Other associated publications

  • Groarke, H., Marques, M., Carey, R. & Michie, S. (2017, March 28). What does it take to change your behaviour?. Atlas of Science. Retrieved from Go to article
  • Wood et al. (2016). Reporting behaviour change interventions: do the behaviour change technique taxonomy v1, and training in its use, improve the quality of intervention descriptions? Implementation Science.  Go to paper 
  • Johnston et al. (In prep). Communication of behaviour change interventions: can their reporting and interpretation be improved using the Behaviour Change Technique Taxonomy v1.
  • Michie et al. (2015). Behaviour change techniques: the development and evaluation of a taxonomic methods for reporting and describing behaviour change interventions (a suite of five studies involving consensus methods, randomised controlled trials and analysis of qualitative data), Health Technology Assessment. Go to report
  • Abraham et al. (2015). Reliability of identification of behaviour change techniques in intervention descriptions, Annals of Behavioral Medicine. Go to paper
  • Michie, S. & Wood, C. (2015). Health Behaviour Change Techniques (pp 358-389). In P. Norman, M. Conner (Eds.), Predicting and Changing Health Behaviour.

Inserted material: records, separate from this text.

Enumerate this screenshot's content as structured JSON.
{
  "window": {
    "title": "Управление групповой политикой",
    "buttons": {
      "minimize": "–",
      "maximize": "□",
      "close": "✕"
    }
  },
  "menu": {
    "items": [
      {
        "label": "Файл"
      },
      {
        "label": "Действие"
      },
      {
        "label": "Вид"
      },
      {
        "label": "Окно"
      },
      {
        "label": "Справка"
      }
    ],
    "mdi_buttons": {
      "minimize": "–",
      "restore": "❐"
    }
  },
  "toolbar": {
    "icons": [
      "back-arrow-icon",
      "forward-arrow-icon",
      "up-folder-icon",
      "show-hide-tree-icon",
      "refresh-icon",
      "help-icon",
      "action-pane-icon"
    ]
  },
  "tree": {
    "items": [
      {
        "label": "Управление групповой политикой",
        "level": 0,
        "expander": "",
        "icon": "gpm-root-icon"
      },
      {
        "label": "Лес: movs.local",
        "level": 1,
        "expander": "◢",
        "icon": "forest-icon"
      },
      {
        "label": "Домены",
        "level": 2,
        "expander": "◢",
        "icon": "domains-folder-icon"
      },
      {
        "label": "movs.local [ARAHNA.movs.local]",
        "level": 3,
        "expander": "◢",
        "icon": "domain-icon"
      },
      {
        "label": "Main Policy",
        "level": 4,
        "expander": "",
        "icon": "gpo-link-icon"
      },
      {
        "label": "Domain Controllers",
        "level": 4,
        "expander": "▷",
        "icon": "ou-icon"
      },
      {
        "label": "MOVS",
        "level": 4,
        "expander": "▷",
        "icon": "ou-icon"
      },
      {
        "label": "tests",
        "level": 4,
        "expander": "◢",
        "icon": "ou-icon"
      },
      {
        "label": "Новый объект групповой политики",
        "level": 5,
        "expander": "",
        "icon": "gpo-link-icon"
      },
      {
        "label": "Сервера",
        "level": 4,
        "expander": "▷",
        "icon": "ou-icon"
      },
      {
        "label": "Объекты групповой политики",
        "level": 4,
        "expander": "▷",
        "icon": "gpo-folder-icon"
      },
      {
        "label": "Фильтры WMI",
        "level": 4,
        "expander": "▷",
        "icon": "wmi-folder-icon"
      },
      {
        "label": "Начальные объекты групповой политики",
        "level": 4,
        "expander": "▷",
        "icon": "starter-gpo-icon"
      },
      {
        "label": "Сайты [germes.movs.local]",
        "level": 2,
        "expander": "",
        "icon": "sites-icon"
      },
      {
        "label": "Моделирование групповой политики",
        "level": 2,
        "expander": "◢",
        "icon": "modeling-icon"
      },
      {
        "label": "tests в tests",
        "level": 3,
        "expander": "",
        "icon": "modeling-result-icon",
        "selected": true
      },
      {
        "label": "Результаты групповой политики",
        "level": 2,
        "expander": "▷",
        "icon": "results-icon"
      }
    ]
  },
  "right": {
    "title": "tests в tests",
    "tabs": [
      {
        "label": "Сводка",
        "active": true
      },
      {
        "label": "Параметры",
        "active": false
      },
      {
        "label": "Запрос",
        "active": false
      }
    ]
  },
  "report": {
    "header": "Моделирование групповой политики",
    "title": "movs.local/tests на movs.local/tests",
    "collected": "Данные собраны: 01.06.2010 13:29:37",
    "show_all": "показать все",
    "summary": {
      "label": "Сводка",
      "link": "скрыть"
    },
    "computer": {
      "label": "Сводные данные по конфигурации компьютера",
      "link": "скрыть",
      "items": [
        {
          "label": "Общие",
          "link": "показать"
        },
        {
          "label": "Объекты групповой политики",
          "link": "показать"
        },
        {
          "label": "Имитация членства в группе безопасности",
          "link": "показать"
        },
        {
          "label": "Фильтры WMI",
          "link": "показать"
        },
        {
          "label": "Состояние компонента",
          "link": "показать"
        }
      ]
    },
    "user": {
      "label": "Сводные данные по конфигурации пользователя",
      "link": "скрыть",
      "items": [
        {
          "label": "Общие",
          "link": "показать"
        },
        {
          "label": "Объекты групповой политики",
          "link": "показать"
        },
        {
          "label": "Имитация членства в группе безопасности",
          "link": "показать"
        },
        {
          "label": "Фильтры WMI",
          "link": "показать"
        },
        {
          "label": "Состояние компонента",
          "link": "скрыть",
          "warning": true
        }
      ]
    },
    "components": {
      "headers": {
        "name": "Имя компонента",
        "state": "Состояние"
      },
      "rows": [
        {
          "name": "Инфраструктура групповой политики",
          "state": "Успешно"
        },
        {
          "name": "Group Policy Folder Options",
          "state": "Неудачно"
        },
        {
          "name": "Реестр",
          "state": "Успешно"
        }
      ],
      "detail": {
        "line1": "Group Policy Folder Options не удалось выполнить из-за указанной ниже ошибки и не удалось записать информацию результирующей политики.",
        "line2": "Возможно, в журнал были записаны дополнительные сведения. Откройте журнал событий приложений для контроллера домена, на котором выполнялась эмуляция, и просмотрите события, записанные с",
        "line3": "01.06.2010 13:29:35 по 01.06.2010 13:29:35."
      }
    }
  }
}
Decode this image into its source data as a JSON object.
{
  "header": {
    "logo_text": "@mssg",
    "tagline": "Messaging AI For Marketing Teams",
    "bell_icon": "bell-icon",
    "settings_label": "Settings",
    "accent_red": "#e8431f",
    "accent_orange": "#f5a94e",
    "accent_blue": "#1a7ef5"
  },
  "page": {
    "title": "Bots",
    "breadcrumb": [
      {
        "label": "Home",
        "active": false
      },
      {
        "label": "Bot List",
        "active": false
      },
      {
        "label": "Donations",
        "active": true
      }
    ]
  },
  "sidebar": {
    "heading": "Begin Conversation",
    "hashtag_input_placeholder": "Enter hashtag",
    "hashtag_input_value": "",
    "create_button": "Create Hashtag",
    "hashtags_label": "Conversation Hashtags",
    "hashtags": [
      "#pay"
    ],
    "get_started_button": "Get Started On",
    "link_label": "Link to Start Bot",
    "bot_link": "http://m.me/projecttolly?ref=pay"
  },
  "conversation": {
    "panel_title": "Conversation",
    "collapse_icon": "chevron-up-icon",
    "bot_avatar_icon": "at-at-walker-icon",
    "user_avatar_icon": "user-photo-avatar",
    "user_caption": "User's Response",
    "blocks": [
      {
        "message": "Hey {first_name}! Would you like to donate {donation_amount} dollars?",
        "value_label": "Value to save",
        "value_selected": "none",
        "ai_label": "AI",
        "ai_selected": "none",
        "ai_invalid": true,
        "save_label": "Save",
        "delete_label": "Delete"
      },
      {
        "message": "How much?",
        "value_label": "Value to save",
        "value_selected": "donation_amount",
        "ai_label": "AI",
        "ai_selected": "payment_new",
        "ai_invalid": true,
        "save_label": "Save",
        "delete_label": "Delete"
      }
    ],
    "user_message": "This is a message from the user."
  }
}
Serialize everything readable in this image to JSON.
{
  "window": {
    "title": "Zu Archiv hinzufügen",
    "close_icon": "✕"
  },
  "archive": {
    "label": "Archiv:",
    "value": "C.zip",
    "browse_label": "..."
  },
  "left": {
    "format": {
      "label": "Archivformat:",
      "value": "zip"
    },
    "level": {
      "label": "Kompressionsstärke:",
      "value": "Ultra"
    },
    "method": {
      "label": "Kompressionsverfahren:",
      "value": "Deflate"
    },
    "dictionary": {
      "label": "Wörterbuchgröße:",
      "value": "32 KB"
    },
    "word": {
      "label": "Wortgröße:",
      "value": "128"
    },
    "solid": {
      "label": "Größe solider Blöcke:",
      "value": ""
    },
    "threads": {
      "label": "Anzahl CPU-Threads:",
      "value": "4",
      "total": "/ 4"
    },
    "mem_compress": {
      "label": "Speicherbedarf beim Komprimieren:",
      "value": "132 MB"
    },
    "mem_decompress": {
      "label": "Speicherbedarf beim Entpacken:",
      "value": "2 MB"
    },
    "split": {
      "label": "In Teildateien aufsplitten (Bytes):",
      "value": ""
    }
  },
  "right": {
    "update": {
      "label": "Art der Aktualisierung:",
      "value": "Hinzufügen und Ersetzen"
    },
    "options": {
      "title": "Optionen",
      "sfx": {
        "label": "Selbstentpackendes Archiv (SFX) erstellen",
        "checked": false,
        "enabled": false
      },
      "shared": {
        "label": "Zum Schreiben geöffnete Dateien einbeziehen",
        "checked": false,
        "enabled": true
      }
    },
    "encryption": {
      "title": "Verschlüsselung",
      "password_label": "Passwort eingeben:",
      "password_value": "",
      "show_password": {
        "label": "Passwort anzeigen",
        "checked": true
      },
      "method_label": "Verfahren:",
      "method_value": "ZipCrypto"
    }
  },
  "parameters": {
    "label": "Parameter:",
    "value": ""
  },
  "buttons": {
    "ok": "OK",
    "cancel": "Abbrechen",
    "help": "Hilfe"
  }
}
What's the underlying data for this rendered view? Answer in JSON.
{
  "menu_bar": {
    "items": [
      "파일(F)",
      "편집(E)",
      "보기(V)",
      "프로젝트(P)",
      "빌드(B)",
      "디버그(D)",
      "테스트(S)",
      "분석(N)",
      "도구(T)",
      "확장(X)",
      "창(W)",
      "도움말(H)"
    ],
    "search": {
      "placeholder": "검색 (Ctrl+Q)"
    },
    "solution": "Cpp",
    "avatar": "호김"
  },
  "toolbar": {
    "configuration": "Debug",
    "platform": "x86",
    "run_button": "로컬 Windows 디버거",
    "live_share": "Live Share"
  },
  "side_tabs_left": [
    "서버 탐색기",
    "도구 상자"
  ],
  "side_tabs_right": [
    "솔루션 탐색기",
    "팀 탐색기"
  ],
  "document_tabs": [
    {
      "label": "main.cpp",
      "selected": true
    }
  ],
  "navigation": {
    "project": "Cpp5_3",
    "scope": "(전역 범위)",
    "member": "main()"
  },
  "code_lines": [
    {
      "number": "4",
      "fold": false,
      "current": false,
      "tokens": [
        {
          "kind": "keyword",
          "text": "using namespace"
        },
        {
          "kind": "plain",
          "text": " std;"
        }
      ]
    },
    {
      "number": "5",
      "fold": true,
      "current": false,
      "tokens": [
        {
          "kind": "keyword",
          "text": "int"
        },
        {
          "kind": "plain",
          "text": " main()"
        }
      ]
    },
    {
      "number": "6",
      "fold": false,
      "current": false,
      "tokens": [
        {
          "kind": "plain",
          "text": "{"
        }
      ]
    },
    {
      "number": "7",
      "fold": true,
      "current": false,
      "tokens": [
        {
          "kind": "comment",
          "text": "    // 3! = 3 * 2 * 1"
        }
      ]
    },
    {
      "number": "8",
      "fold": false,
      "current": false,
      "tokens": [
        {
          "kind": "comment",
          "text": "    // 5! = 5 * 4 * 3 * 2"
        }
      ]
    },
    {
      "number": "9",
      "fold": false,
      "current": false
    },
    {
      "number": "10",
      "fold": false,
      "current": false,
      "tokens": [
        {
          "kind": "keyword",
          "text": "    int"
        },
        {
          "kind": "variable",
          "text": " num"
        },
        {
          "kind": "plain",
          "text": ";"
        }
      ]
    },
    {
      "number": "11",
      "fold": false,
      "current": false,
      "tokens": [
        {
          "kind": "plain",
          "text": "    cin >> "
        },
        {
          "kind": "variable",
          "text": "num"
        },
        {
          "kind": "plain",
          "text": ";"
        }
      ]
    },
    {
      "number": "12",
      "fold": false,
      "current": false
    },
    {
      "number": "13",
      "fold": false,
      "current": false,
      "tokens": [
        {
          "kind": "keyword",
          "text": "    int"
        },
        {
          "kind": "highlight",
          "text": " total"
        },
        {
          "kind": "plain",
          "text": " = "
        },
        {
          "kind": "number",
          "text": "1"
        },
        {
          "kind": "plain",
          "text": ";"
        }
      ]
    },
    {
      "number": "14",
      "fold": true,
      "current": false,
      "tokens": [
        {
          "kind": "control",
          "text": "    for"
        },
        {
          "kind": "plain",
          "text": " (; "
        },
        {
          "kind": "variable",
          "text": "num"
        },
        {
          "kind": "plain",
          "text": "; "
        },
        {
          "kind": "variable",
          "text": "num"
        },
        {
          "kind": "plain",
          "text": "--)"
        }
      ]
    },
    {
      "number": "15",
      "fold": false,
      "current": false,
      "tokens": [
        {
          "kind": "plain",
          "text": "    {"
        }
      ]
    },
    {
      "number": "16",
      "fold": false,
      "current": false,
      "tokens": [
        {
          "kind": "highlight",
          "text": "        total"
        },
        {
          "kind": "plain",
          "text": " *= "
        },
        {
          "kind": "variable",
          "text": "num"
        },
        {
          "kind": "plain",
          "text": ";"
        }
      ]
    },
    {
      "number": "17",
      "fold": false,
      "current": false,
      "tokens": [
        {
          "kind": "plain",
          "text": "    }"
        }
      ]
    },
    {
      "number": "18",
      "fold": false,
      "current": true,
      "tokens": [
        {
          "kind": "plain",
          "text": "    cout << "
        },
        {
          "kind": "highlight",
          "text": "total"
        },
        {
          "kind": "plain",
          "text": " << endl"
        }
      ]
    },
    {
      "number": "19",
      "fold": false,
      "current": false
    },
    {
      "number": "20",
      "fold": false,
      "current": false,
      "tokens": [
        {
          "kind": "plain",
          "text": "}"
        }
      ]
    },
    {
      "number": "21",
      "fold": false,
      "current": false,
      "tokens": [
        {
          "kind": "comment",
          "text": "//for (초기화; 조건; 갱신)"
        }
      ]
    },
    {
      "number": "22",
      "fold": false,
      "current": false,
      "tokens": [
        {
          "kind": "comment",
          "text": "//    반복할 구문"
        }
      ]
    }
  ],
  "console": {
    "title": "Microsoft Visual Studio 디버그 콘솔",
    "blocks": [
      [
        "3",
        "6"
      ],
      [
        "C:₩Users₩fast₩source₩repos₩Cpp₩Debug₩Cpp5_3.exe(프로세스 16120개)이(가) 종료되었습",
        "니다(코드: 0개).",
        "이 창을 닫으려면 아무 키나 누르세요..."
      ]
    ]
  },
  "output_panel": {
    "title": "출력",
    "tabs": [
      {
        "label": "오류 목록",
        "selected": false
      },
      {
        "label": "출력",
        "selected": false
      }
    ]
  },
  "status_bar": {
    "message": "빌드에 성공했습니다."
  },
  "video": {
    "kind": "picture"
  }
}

Berkshire, UK: Open University Press.
  • Cane, J. et al. (2014). From lists of behaviour change techniques (BCTs) to structured hierarchies: Comparison of two methods of developing a hierarchy of BCTs, Health Psychology. Go to paper
  • Wood et al. (2014). Applying the behaviour change technique (BCT) taxonomy v1: a study of coder training, Translational Behavioral Medicine. Go to paper